Interview with Kathleen Gerard, author of THE THING IS

Why did you write The Thing Is?
When my last novel was published—In Transit, a woman-in-jeopardy story—some of my closest friends were very disappointed there wasn't a dog, or even the mention of a dog, in that book. They knew how much I love my dog, as I've been fortunate to share the past 30+ years of my life with three Yorkshire terriers, one at a time. Therefore, I decided to make my next novel more dog-centric to appease readers who are dog lovers—and there are more than I ever dreamed out there!—and also myself.
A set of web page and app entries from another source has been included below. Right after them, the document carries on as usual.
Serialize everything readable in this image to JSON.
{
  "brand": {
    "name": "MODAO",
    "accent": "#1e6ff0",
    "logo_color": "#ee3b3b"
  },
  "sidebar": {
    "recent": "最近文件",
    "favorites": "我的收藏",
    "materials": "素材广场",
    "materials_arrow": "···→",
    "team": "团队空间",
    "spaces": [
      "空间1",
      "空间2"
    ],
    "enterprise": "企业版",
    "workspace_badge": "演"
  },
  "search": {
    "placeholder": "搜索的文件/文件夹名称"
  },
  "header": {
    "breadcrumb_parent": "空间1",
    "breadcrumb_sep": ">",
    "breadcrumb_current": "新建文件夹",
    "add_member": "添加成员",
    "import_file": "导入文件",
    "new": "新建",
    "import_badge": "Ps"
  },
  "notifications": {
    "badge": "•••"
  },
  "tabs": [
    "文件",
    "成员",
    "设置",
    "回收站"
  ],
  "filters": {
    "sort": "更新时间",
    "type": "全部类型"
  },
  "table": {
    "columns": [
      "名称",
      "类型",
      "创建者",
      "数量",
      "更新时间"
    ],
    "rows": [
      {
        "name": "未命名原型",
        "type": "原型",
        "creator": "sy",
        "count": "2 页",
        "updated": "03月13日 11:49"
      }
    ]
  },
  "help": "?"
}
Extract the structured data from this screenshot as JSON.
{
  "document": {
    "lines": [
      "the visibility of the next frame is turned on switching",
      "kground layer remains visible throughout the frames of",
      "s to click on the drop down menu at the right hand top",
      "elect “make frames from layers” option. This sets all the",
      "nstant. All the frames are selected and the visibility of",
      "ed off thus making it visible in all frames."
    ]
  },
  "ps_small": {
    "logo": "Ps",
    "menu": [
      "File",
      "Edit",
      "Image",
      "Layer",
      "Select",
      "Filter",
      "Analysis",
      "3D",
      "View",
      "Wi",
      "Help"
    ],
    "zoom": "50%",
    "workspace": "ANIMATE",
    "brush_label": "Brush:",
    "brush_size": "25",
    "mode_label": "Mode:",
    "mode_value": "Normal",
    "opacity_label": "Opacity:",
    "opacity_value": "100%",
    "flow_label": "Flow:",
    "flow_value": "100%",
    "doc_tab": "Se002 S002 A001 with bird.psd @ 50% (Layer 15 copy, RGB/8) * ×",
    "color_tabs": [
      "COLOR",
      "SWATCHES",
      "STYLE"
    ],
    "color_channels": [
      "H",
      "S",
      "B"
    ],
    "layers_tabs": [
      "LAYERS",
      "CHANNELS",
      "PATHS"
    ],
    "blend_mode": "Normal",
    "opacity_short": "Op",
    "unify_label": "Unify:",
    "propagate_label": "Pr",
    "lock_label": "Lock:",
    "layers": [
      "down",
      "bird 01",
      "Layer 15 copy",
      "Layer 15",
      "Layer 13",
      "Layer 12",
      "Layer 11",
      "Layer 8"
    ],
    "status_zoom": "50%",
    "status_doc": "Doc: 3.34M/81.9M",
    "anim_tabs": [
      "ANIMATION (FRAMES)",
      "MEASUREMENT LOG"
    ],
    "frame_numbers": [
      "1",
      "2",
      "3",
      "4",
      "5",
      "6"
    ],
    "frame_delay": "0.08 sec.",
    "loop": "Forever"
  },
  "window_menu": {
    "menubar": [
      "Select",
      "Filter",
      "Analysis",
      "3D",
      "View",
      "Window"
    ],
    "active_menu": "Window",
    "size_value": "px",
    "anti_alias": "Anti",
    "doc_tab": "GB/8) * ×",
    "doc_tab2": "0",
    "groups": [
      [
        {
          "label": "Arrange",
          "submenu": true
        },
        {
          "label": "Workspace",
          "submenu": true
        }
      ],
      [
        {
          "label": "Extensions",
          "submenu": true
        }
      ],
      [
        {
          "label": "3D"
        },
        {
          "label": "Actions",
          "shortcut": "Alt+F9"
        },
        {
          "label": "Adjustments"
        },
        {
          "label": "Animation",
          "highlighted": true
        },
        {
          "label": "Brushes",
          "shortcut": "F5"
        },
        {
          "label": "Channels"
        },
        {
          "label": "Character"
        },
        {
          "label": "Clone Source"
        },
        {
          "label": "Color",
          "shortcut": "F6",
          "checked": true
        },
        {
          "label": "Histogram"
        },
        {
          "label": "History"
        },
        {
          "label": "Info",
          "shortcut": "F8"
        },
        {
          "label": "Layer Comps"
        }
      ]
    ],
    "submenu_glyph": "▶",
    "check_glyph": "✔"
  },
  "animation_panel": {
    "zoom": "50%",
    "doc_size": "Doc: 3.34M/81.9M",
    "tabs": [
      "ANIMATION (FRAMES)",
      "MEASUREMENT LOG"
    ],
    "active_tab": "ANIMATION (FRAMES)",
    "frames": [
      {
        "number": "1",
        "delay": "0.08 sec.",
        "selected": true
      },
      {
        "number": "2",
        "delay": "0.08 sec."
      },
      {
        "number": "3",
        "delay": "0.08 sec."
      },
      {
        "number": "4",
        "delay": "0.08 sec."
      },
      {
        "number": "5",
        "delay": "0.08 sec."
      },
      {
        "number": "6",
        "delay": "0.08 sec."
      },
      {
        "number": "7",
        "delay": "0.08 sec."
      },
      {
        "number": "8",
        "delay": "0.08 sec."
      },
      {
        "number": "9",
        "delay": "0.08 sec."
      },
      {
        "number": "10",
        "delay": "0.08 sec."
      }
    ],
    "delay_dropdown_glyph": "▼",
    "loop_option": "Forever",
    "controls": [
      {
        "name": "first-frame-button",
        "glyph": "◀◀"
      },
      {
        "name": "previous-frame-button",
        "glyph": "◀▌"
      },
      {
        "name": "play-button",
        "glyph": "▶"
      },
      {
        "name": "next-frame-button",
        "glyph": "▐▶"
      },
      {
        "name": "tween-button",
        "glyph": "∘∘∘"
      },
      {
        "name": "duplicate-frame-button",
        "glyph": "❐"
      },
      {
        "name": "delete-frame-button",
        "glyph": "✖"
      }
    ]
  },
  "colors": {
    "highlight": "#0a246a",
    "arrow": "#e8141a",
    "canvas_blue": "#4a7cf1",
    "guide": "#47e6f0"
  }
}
How did you come up with the idea for the novel?
I really don't know...It was probably a combination of things: the call to add a dog to my next novel; the challenging (and often absurd) state of affairs in our world and my having a need to laugh and entertain myself; and the very moving poem I've always admired by Ellen Bass. (I'm intrigued by poetry—the form. I've read a poem-a-day for the last 25 years). Add to this the fact that I have several friends—some of whom have physical challenges and either live alone or in independent living facilities—and I often visit them, Yorkie in tow. I've found that having a dog at my side allows me to bring joy to others and also make friends at every turn. That's a real gift...especially for someone like me, who is relatively shy and private. Add to this the fact that my dogs have been a source of friendship and personal comfort to me—and to others whose lives they touch...and I knew, as a writer, I wanted to spend time in a fictional world—escape, if you will—with a crafty dog who serves as a transformative, almost angelic force in the life of a traumatized person.

Is the main character of Meredith based on anyone you know?
She sure is! She's a composite of many different people I know or I've met—and there's probably a little bit of myself in her makeup, as well.  Every character I write always reflects a part of me.

Post-traumatic Stress Disorder figures into the story? Any special reason for this?
PTSD-like symptoms form the underlying basis of the protagonist's (Meredith's) character. Meredith suffered a shocking loss and has wallowed in prolonged, persistent grief that has interfered with her overall ability to function in life. So, yes, Meredith's actions are indicative of her emotional and mental state. Her responses to life eventsin particular, her withdrawal from the world—stem from the occurrence of that traumatic event. To learn more about PTSD, I would encourage a visit to the PTSD site at the NIH: National Institutes of Health.

Why did you chose to create Prozac, the dog character, as a Yorkshire terrier?
Because I know and love the breed. Since I was nine years-old, I've had a Yorkshire terrier. One of my older sisters dated a guy in high school whose family bred the little toy dogs and when a runt was born to one of their litters—and it had some physical defects barring it from "show dog" contention—I begged and begged my parents for the cast-off little pup.

Did you base the character of Prozac on your own dogs?
I've found Yorkies to be smart, happy and extremely lovable—although there have been times when I've referred to my own as Yorkshire terrorists! There was Daisy, the clever, energetic Yorkie companion of my youth. Jonathan, a gentle and regal, long-haired Yorkie devoted to me while I experienced many years of illness and disability. And there's Sicily (aka Sissy), a petite little charmer (with many quirks, including agoraphobic tendencies) who creates a fanfare wherever she goes. Armed with that knowledge, I channeled my inner Yorkie. And voilĂ ! Prozac emerged on the page. While my imagination conceived him as a Spirit Guide Dog, his "doggieness" is a composite created from all the Yorkies I've known, lived with, cared for and loved.

What do you like to do besides write and hang out with your Yorkies?
I'm a voracious reader. I not only read, review and write about books for Shelf Awareness, but I love to read for my own enjoyment across genres. The trouble is there are always too many books, not enough time!

I love the theater. Several of my own plays have been staged and performed off-Broadway and in regional theaters. Neil Simon is my favorite playwright!

I'm also a fine art photographer. My images have won awards, are held in private collections and have been nationally exhibited and published.

I like to cook (Italian is my specialty) and eat and try new restaurants (especially when someone else is paying). Because of this, I'm an accomplished failure at dieting! I enjoy daily "Happy Hour," sipping a good red wine. I love movies—off-beat, quirky indies and romantic comedies will always be my first choices—but my all-time favorites are those written by Nora Ephron and James L. Brooks. As Good As it Gets is my favorite of Brooks' work—who can resist Jack Nicholson or Verdell, that adoring Brussels Griffon!?  I'm also addicted to watching cooking shows, news programs and I'm a dyed-in-the-wool New York Yankee baseball fan.

What would you like readers to take away from reading The Thing Is?
First and foremost, I would hope readers would be entertained. But I'd also like them to come away from the story appreciating the little things and their lives (despite challenges) a bit more.

Will you write another book with a Spirit Guide Dog?
One never knows...Perhaps I'll take it up with the "Canine Dispatch Board" :)